Celebrities are constantly under scrutiny for their fashion choices and as usual, in regards to this year’s Golden Globes, much attention was paid to evening wear. On a more refreshing note, this article from the UK skipped over fashion choices, went straight to posture and actually grazed the surface of some common postural faux-pas and misconceptions with pin-point accuracy that we can all take some pointers from.
Looking Better and More Confident
We'd do well to stand a bit taller, just like Kate Hudson and Heidi Klum demonstrated last night - and not just because it adds grace, decorum and confidence to your stature.
Improved posture helps you to feel more centered, present, and less reactive to situations that otherwise might lead you to feel ill at ease. You’ll convey more confidence and presence to others and may find that they respond differently to you, thus creating a cycle of conveying and reinforcing confidence. On a more superficial note, standing taller can help you look thinner. I've had students report that friends have asked them if they’d lost weight, when it was their posture that had changed.
TIP: Contrary to the advice in the article, I don’t advise pulling the shoulders back to improve posture (this causes compression down through the back – in effect, backwards slouching. Many people actually need to release their shoulder blades up and out to achieve good posture).
…good posture starts with good core strength and work on your abdominal muscles…
Core strength is your postural support and you can only really let it work to its full potential if you stop tensing and compressing your neck, shoulders and upper back. If you keep holding in those areas, then they are doing extra work to hold you up. Those muscles aren't supposed to be doing that. They get taxed and overworked from a combination of stress and a sedentary lifestyle. Learn to let go of the upper-back/neck/shoulder grip on yourself and you’ll give your core a chance to work properly so that you’re actually using it and can really work those core muscles as intended if you do core-strengthening exercises. Click here to read my blog post on core strength.

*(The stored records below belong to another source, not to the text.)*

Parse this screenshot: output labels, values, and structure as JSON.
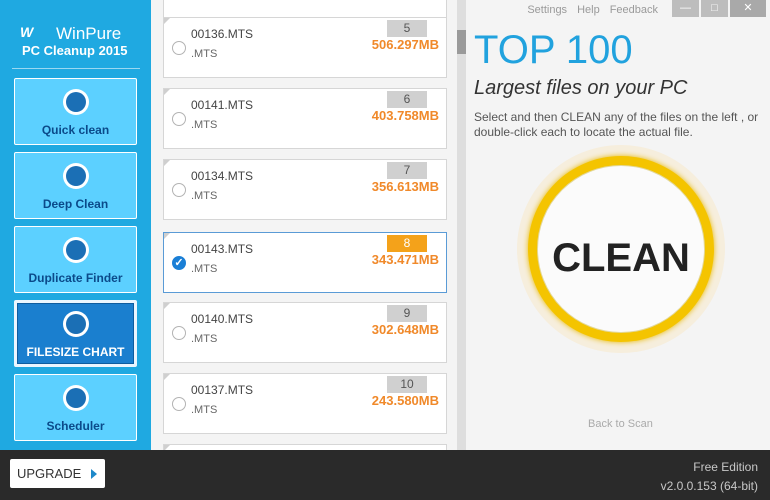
{
  "app": {
    "brand_mark": "W",
    "brand_name": "WinPure",
    "product_name": "PC Cleanup 2015"
  },
  "sidebar": {
    "items": [
      {
        "label": "Quick clean",
        "icon": "wand-icon"
      },
      {
        "label": "Deep Clean",
        "icon": "speedometer-icon"
      },
      {
        "label": "Duplicate Finder",
        "icon": "duplicate-icon"
      },
      {
        "label": "FILESIZE CHART",
        "icon": "chart-icon",
        "active": true
      },
      {
        "label": "Scheduler",
        "icon": "calendar-icon"
      }
    ]
  },
  "files": [
    {
      "name": "00136.MTS",
      "ext": ".MTS",
      "rank": "5",
      "size": "506.297MB"
    },
    {
      "name": "00141.MTS",
      "ext": ".MTS",
      "rank": "6",
      "size": "403.758MB"
    },
    {
      "name": "00134.MTS",
      "ext": ".MTS",
      "rank": "7",
      "size": "356.613MB"
    },
    {
      "name": "00143.MTS",
      "ext": ".MTS",
      "rank": "8",
      "size": "343.471MB",
      "selected": true
    },
    {
      "name": "00140.MTS",
      "ext": ".MTS",
      "rank": "9",
      "size": "302.648MB"
    },
    {
      "name": "00137.MTS",
      "ext": ".MTS",
      "rank": "10",
      "size": "243.580MB"
    }
  ],
  "header_links": {
    "settings": "Settings",
    "help": "Help",
    "feedback": "Feedback"
  },
  "window_controls": {
    "minimize": "—",
    "maximize": "□",
    "close": "✕"
  },
  "panel": {
    "title": "TOP 100",
    "subtitle": "Largest files on your PC",
    "description": "Select and then CLEAN any of the files on the left , or double-click each to locate the actual file.",
    "clean_label": "CLEAN",
    "back_label": "Back to Scan",
    "selected_check": "✓"
  },
  "footer": {
    "upgrade_label": "UPGRADE",
    "edition": "Free Edition",
    "version": "v2.0.0.153 (64-bit)"
  },
  "colors": {
    "sidebar": "#1fa9e1",
    "accent_blue": "#21a2de",
    "size_orange": "#f0892a",
    "rank_selected": "#f4a21a",
    "clean_ring": "#f4c400"
  }
}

Having a Perky Butt
The whole trend for sticking your bottom out doesn't help either - women force themselves to change their spine's natural position when they poke their bottom's out, which causes the lower lumber spine to slouch. Rather than working the muscles in the bottom so it becomes perky, women tend to just stick it out, which actually causes the whole body to move out of sync.

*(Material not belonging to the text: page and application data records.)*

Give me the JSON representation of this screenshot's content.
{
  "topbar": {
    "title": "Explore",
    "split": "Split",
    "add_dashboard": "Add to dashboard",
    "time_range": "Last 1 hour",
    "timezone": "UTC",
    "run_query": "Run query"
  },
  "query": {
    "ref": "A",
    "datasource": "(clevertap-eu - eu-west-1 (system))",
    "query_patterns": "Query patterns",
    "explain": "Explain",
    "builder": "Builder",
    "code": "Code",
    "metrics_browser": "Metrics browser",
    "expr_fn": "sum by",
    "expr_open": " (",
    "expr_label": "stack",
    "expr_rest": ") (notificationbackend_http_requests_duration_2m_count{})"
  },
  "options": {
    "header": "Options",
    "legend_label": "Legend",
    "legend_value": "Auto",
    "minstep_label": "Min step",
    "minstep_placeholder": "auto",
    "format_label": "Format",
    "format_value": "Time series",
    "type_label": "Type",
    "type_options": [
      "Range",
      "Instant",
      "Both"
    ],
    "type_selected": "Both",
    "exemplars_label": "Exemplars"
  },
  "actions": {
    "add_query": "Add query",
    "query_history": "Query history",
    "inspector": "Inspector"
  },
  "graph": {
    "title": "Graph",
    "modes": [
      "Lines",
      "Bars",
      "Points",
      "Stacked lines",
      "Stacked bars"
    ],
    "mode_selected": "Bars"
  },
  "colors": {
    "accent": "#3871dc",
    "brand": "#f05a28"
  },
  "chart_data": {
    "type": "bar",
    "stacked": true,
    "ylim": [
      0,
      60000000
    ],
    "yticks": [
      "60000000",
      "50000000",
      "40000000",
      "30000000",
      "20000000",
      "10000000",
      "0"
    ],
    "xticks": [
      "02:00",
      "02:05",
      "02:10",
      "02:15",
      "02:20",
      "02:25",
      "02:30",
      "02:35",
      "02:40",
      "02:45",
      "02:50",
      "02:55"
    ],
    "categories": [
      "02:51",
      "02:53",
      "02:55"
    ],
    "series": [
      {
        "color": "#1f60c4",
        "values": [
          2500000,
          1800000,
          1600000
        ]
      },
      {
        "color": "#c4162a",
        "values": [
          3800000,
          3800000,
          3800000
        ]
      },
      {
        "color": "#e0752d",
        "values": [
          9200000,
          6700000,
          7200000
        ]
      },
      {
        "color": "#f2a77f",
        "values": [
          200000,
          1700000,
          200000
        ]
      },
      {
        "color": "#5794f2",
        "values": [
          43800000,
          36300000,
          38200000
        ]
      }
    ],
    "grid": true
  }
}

This one relates to the previous topic, but I wanted to highlight it as the article pointed out a habit in some folks of arching the back and endeavoring to lift the behind. This position throws off your whole alignment, weakens, your back, and disengages the natural connection between the legs and the lower back working in tandem, which is key to actually building muscle in your glutes. Many of us get ourselves around with a lazy butt (literally) by walking or running in a way that over uses the quads and underutilized the hips and backside as the powerhouses of moving you through space. To get this working though in a way that really works, you can’t just try and use those muscles. The upper body must free up first to allow the legs move freely under you. To read more on this topic, check out this article in Runner’s World. How perky your butt is may be in part genetics, but with proper coordination you can make working your glutes a natural part of exercising and getting around throughout your day…and not being so genetically inclined, I can personally attest that this does have an effect! Sorry, no before/after pictures!
Breath is improved, so that you feel brighter more energized

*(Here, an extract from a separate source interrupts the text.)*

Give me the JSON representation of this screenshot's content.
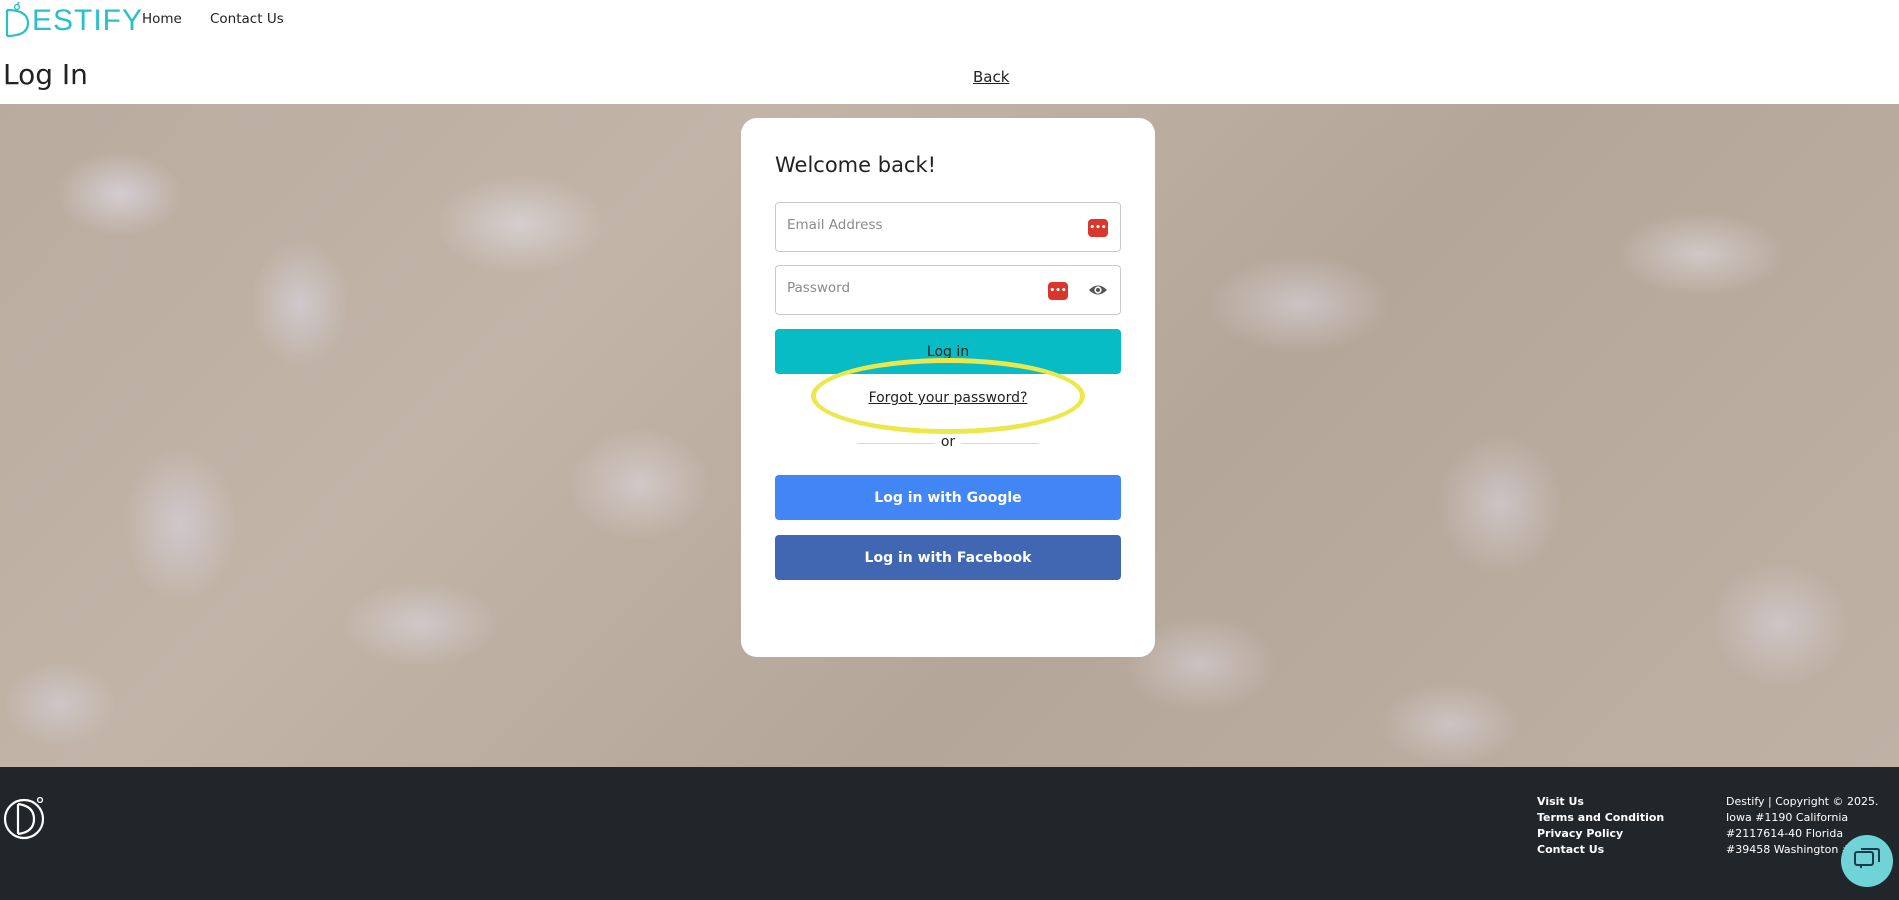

The article mentions breathing as a benefit of good posture. As I've often brought up, truly good posture is never stiff or held and allows you to breath better, meaning that your ribs (front back and sides) move freely, your belly is neither poking out nor tight and held and can move in and out with the breath, and the lower back (the back of the belly) expands and contracts with each breath. Take a moment to feel that your ribs go all the way around your torso. Notice how high up they are near your collar bone and how low they go. They should expand and contract like bellows as you breathe. But don’t try to force breathing. You can’t really stand up straight or breathe well if the back of your neck is tense and pulling the weight of your head down through your spine. Alexander Technique lessons always start with freeing the neck and then letting the torso widen and the breath just pours in without effort.
Taking Alexander Technique lessons to change your posture has wide-reaching benefits that can affect you physically, mentally, and socially. I invite you to share your experience in the comments below.